The Biggest Mistake You're Making With Meal Prep

If your goal is to plan and create balanced meals all week long, learning how to efficiently meal prep will save you a lot of time and effort. But it's easy for people to get overwhelmed at the idea of cooking an entire working week's worth of meals in that last sliver of weekend that you have left. Luckily, we've got some advice from Lindsay Livingston, RD, who is a blogger at The Lean Green Bean, where she shares tips for Mastering Food Prep and other Food Prep Resources.

As Livingston told Food Republic, focusing on one meal can be a lot more manageable than trying to account for all of them at once. "Choose the meal you struggle with the most, whether it's finding time for breakfast on busy mornings, not having any healthy snacks on hand or wishing you had a packed lunch instead of having to eat out every day, and then focus your meal prep session on items that will make that time of day easier."

If you try to go meal by meal, for three meals plus snacks per day, you might run out of energy by the time you get through Monday. But batch cooking for breakfast, lunch, or dinner can help streamline things, whether that's making a pot of chili you can have for a few dinners and freeze the rest of, or baking a frittata for an easy savory breakfast.

Prep your components for easy cooking

Once you identify the area of home cooking you want to zero in on, it's time to assemble the base ingredients you want to have on hand. Mixing and matching a few ingredients to make several different kinds of meals is called cross-utilization or component cooking, and can set you up for versatility in the kitchen.
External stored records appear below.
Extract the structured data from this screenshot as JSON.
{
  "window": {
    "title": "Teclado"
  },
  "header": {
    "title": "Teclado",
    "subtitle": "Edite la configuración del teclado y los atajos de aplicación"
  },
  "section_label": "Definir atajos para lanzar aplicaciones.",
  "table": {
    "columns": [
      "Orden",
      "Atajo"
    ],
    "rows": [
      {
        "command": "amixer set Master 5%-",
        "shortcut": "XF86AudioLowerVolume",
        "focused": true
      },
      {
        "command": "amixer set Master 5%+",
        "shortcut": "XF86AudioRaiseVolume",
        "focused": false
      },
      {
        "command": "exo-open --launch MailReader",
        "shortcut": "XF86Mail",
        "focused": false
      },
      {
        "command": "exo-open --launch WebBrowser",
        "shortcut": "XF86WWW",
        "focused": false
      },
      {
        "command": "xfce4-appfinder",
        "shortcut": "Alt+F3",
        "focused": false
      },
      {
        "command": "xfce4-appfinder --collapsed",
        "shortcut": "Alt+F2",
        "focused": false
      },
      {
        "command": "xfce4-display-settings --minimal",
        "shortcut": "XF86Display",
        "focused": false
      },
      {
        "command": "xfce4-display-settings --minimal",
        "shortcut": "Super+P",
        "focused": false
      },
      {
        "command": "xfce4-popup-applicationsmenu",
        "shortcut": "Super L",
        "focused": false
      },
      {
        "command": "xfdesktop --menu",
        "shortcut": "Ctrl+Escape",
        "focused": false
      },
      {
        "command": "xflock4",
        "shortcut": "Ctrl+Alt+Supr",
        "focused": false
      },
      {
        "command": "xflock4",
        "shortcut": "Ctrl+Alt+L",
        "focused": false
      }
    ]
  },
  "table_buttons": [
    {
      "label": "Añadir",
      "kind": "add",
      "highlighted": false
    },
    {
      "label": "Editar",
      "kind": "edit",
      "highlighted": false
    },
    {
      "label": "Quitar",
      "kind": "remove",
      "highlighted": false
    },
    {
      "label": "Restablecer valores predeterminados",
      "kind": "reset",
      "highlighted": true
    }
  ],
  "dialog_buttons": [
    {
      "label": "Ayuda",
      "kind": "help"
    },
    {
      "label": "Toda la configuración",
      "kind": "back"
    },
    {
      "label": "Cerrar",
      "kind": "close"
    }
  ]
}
"I always try to make sure I'm prepping vegetables and proteins so that I have them on hand to build quick meals. For me, adding carbs is the easiest so I don't worry as much about those," Livingston told Food Republic. "You can also make a list of the meals you're planning to eat that week and then figure out what will take you the most time to make each day, and see if any of those things can be prepped ahead of time."

So, for example, if you have a batch of cooked pasta ready to go, you could consider roasting a variety of proteins and vegetables together that can be used for different flavor combinations. One sheet pan could have chicken breasts surrounded by sliced onions, summer squash, and zucchini, while another pan the next rack down could have a block of feta, a bunch of cherry tomatoes, and a head of garlic. Since you already have the starch base, you can divide and conquer with different ingredient sets.

How to meal prep and prevent spoilage

Being more intentional about your meal prepping process can be a great way to save time and money, as well as prevent unnecessary food waste. Just make sure that you're keeping track of your ingredients to avoid spoiling. As a general rule, shop and prep for the week, since fresh produce and raw meat have limited shelf lives, even when properly refrigerated. Plan to cook more perishable items first, especially raw animal products. Chicken and fish should both be cooked within one or two days, while beef and pork last a little longer, between three and five days. However, once they are cooked, their shelf life is immediately extended by a couple of days.

For vegetables, look to the fast wilters first, like bagged leafy greens. For salad greens meant to be eaten raw, store them with a paper towel in the container to help absorb moisture. Heartier vegetables, like kale, broccoli, or cabbage, can be saved for later in the week, and will last longer once cooked. Starches don't tend to spoil as visibly, but cooked grains should still be eaten within about five days for best results.